It’s been a while since my last post…but fear not, the blog and the ultimate goal, has not been abandoned! 🙂
I’ve had a busy summer in my personal life and as a result I haven’t spent as much time sailing and working on the boat as I used to. I have been working on a couple projects, though. One of those projects was installing the roller furling jib.
This furling jib was in a storage locker under the starboard berth and remained there until recently. The prior owner told me about it when I purchased the boat and said it had never been installed, so he didn’t know the condition.
With the help of a fellow Hunter 25 friend who occupies the slip next to me, I decided to install the furling jib. The jib was fairly easy to install. It’s the style that uses the forestay as a guide and the jib halyard to haul it. Total installation time was less than 30 minutes! I ran the furling line along the starboard side to a cam-cleat that was already installed.

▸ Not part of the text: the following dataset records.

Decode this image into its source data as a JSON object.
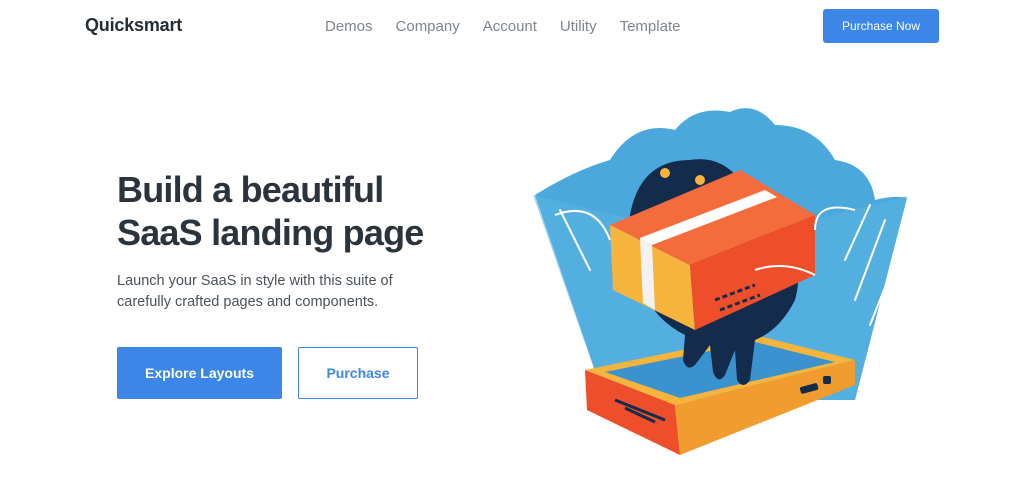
{
  "navbar": {
    "brand": "Quicksmart",
    "links": [
      "Demos",
      "Company",
      "Account",
      "Utility",
      "Template"
    ],
    "cta_label": "Purchase Now"
  },
  "hero": {
    "title_line1": "Build a beautiful",
    "title_line2": "SaaS landing page",
    "subtitle": "Launch your SaaS in style with this suite of carefully crafted pages and components.",
    "primary_button": "Explore Layouts",
    "secondary_button": "Purchase"
  },
  "illustration": {
    "icon": "hand-holding-package-over-phone-illustration"
  },
  "colors": {
    "accent": "#3b86e6",
    "heading": "#2b333c",
    "nav_text": "#7e858d",
    "illustration_blue": "#4aa8dd",
    "illustration_orange": "#ee4e2a",
    "illustration_yellow": "#f6b43c",
    "illustration_navy": "#132c4c"
  }
}
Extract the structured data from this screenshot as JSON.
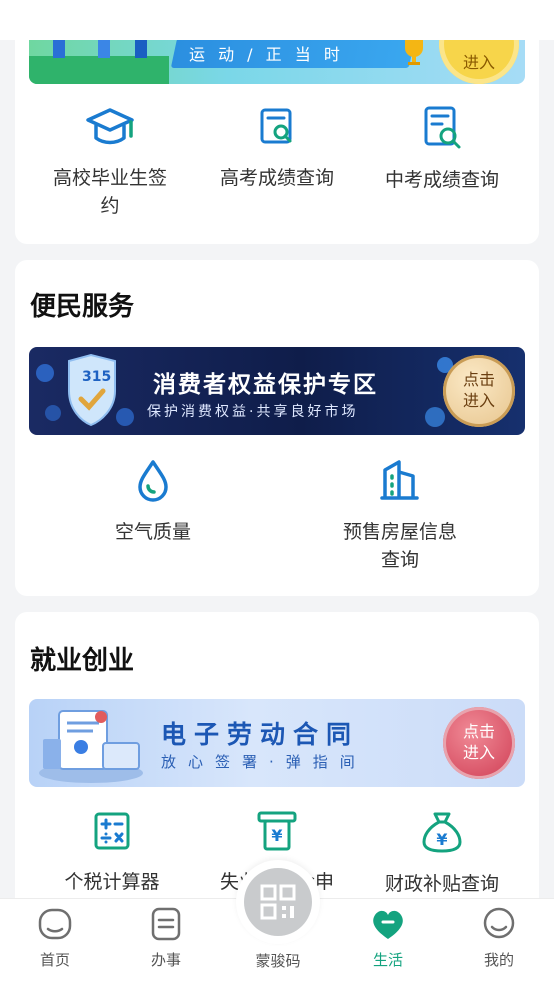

After unfurling the jib for the first time, I discovered the sail is in very good condition, with only a few very minor pinholes. As expected, there was some rust staining on the sail, but other than that the sail and the furling equipment is in great condition.
The only issue I have right now is that the jib sheets are of a larger diameter than I need or want, so I’ll be changing those out in time.
Obviously, this setup will help greatly with single-handed sailing, so I’m looking forward to getting out soon and getting some wind in the new [to me] furling jib.
Here’s some photos of the jib, furled and unfurled.